──────── Given records ────────

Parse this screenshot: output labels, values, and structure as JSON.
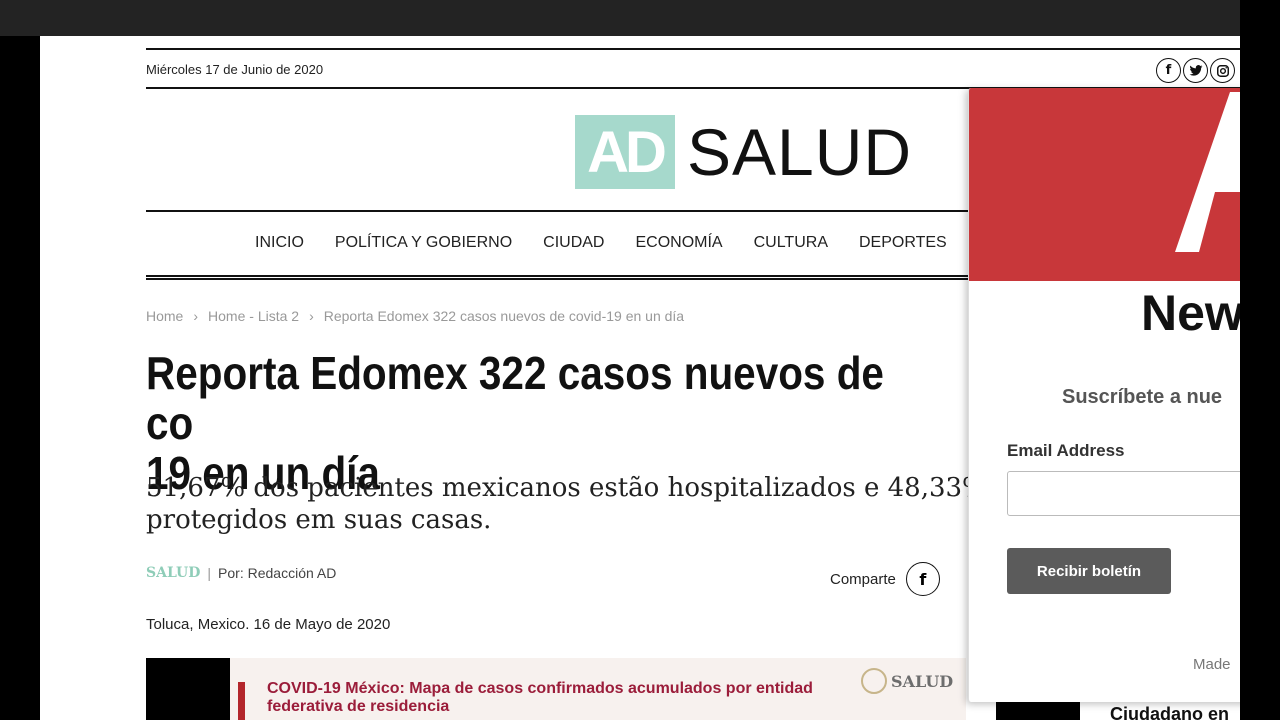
{
  "header": {
    "date": "Miércoles 17 de Junio de 2020",
    "social": [
      {
        "icon": "facebook-icon",
        "glyph": "f"
      },
      {
        "icon": "twitter-icon",
        "glyph": "t"
      },
      {
        "icon": "instagram-icon",
        "glyph": "◎"
      }
    ]
  },
  "logo": {
    "ad": "AD",
    "name": "SALUD"
  },
  "nav": {
    "items": [
      "INICIO",
      "POLÍTICA Y GOBIERNO",
      "CIUDAD",
      "ECONOMÍA",
      "CULTURA",
      "DEPORTES"
    ]
  },
  "breadcrumb": {
    "home": "Home",
    "list": "Home - Lista 2",
    "current": "Reporta Edomex 322 casos nuevos de covid-19 en un día",
    "separator": "›"
  },
  "article": {
    "headline_line1": "Reporta Edomex 322 casos nuevos de co",
    "headline_line2": "19 en un día",
    "subtitle": "51,67% dos pacientes mexicanos estão hospitalizados e 48,33% protegidos em suas casas.",
    "category": "SALUD",
    "meta_sep": "|",
    "author": "Por: Redacción AD",
    "share_label": "Comparte",
    "location": "Toluca, Mexico. 16 de Mayo de 2020",
    "image": {
      "title": "COVID-19 México: Mapa de casos confirmados acumulados por entidad federativa de residencia",
      "seal_text": "SALUD"
    }
  },
  "sidebar": {
    "text": "Ciudadano en"
  },
  "popup": {
    "title": "New",
    "description": "Suscríbete a nue",
    "email_label": "Email Address",
    "email_value": "",
    "email_placeholder": "",
    "button_label": "Recibir boletín",
    "footer": "Made"
  },
  "colors": {
    "accent": "#a6d9cc",
    "popup_banner": "#c8373a",
    "button": "#5b5b5b"
  }
}
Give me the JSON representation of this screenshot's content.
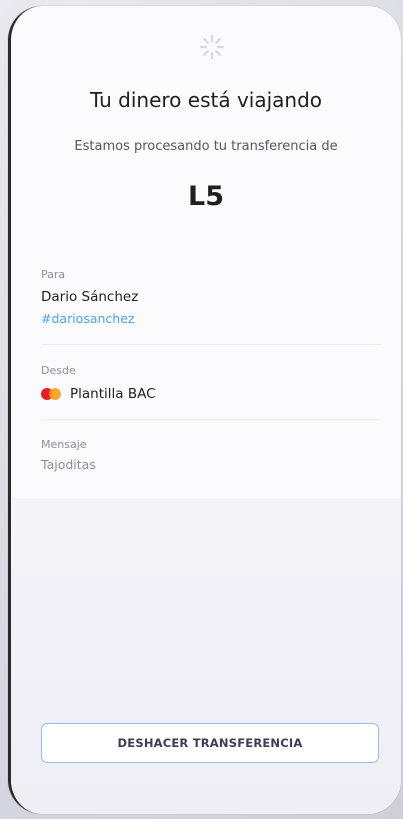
{
  "header": {
    "spinner_icon": "loading-spinner-icon",
    "title": "Tu dinero está viajando",
    "subtitle": "Estamos procesando tu transferencia de",
    "amount": "L5"
  },
  "recipient": {
    "label": "Para",
    "name": "Dario Sánchez",
    "handle": "#dariosanchez"
  },
  "source": {
    "label": "Desde",
    "card_icon": "mastercard-icon",
    "card_name": "Plantilla BAC"
  },
  "message": {
    "label": "Mensaje",
    "text": "Tajoditas"
  },
  "actions": {
    "undo_label": "DESHACER TRANSFERENCIA"
  },
  "colors": {
    "accent": "#4ea3e8",
    "button_border": "#8ec2ea",
    "mastercard_red": "#eb1c26",
    "mastercard_orange": "#f79e1b"
  }
}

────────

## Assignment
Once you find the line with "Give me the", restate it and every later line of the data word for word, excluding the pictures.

## Exercise solution
Give me the JSON representation of this screenshot's content.
{
  "header": {
    "spinner_icon": "loading-spinner-icon",
    "title": "Tu dinero está viajando",
    "subtitle": "Estamos procesando tu transferencia de",
    "amount": "L5"
  },
  "recipient": {
    "label": "Para",
    "name": "Dario Sánchez",
    "handle": "#dariosanchez"
  },
  "source": {
    "label": "Desde",
    "card_icon": "mastercard-icon",
    "card_name": "Plantilla BAC"
  },
  "message": {
    "label": "Mensaje",
    "text": "Tajoditas"
  },
  "actions": {
    "undo_label": "DESHACER TRANSFERENCIA"
  },
  "colors": {
    "accent": "#4ea3e8",
    "button_border": "#8ec2ea",
    "mastercard_red": "#eb1c26",
    "mastercard_orange": "#f79e1b"
  }
}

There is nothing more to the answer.